[Opening EXERCISE INPUT section]

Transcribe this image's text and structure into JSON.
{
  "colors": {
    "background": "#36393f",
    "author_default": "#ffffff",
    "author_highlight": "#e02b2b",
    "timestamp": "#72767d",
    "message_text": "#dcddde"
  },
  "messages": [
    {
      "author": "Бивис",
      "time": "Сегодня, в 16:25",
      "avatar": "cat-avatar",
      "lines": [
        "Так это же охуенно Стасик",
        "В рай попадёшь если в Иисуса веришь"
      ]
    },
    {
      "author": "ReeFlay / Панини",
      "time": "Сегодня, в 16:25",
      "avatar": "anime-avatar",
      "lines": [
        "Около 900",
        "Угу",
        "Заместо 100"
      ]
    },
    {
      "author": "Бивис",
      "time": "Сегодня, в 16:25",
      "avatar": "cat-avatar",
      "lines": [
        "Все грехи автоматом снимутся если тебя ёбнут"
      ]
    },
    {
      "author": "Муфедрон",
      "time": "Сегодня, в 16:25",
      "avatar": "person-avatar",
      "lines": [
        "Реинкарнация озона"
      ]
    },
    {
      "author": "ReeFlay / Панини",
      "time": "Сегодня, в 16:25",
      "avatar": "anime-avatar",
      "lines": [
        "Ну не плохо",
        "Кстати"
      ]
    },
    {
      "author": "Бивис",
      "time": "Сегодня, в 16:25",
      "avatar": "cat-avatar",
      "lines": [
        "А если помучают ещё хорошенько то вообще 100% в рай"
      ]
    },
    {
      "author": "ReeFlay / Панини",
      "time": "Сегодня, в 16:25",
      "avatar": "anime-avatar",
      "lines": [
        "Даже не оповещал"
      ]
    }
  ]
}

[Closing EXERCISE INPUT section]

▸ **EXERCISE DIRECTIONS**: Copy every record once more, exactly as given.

▸ **ANSWER TO THIS TASK**:
Transcribe this image's text and structure into JSON.
{
  "colors": {
    "background": "#36393f",
    "author_default": "#ffffff",
    "author_highlight": "#e02b2b",
    "timestamp": "#72767d",
    "message_text": "#dcddde"
  },
  "messages": [
    {
      "author": "Бивис",
      "time": "Сегодня, в 16:25",
      "avatar": "cat-avatar",
      "lines": [
        "Так это же охуенно Стасик",
        "В рай попадёшь если в Иисуса веришь"
      ]
    },
    {
      "author": "ReeFlay / Панини",
      "time": "Сегодня, в 16:25",
      "avatar": "anime-avatar",
      "lines": [
        "Около 900",
        "Угу",
        "Заместо 100"
      ]
    },
    {
      "author": "Бивис",
      "time": "Сегодня, в 16:25",
      "avatar": "cat-avatar",
      "lines": [
        "Все грехи автоматом снимутся если тебя ёбнут"
      ]
    },
    {
      "author": "Муфедрон",
      "time": "Сегодня, в 16:25",
      "avatar": "person-avatar",
      "lines": [
        "Реинкарнация озона"
      ]
    },
    {
      "author": "ReeFlay / Панини",
      "time": "Сегодня, в 16:25",
      "avatar": "anime-avatar",
      "lines": [
        "Ну не плохо",
        "Кстати"
      ]
    },
    {
      "author": "Бивис",
      "time": "Сегодня, в 16:25",
      "avatar": "cat-avatar",
      "lines": [
        "А если помучают ещё хорошенько то вообще 100% в рай"
      ]
    },
    {
      "author": "ReeFlay / Панини",
      "time": "Сегодня, в 16:25",
      "avatar": "anime-avatar",
      "lines": [
        "Даже не оповещал"
      ]
    }
  ]
}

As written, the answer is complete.